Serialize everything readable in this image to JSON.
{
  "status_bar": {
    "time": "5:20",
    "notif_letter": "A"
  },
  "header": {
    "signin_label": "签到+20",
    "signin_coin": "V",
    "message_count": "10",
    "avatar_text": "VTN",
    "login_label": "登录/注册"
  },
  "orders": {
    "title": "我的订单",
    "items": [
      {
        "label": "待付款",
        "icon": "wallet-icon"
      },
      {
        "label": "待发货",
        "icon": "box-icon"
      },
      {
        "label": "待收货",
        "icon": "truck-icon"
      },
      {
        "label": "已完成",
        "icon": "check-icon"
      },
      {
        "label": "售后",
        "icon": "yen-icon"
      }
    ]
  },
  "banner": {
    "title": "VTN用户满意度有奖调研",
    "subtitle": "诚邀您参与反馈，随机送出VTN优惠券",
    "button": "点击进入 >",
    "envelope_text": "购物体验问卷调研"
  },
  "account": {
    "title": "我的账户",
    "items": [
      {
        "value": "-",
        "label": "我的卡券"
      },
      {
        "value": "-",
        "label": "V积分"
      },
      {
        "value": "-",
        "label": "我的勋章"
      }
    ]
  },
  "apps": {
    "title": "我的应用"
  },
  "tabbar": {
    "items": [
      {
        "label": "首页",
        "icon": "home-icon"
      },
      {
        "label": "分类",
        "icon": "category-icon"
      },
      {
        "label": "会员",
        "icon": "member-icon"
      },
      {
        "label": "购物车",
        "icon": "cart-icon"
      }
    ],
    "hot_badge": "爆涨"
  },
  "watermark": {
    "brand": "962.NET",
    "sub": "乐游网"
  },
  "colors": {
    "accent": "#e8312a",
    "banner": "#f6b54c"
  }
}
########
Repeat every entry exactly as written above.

Serialize everything readable in this image to JSON.
{
  "status_bar": {
    "time": "5:20",
    "notif_letter": "A"
  },
  "header": {
    "signin_label": "签到+20",
    "signin_coin": "V",
    "message_count": "10",
    "avatar_text": "VTN",
    "login_label": "登录/注册"
  },
  "orders": {
    "title": "我的订单",
    "items": [
      {
        "label": "待付款",
        "icon": "wallet-icon"
      },
      {
        "label": "待发货",
        "icon": "box-icon"
      },
      {
        "label": "待收货",
        "icon": "truck-icon"
      },
      {
        "label": "已完成",
        "icon": "check-icon"
      },
      {
        "label": "售后",
        "icon": "yen-icon"
      }
    ]
  },
  "banner": {
    "title": "VTN用户满意度有奖调研",
    "subtitle": "诚邀您参与反馈，随机送出VTN优惠券",
    "button": "点击进入 >",
    "envelope_text": "购物体验问卷调研"
  },
  "account": {
    "title": "我的账户",
    "items": [
      {
        "value": "-",
        "label": "我的卡券"
      },
      {
        "value": "-",
        "label": "V积分"
      },
      {
        "value": "-",
        "label": "我的勋章"
      }
    ]
  },
  "apps": {
    "title": "我的应用"
  },
  "tabbar": {
    "items": [
      {
        "label": "首页",
        "icon": "home-icon"
      },
      {
        "label": "分类",
        "icon": "category-icon"
      },
      {
        "label": "会员",
        "icon": "member-icon"
      },
      {
        "label": "购物车",
        "icon": "cart-icon"
      }
    ],
    "hot_badge": "爆涨"
  },
  "watermark": {
    "brand": "962.NET",
    "sub": "乐游网"
  },
  "colors": {
    "accent": "#e8312a",
    "banner": "#f6b54c"
  }
}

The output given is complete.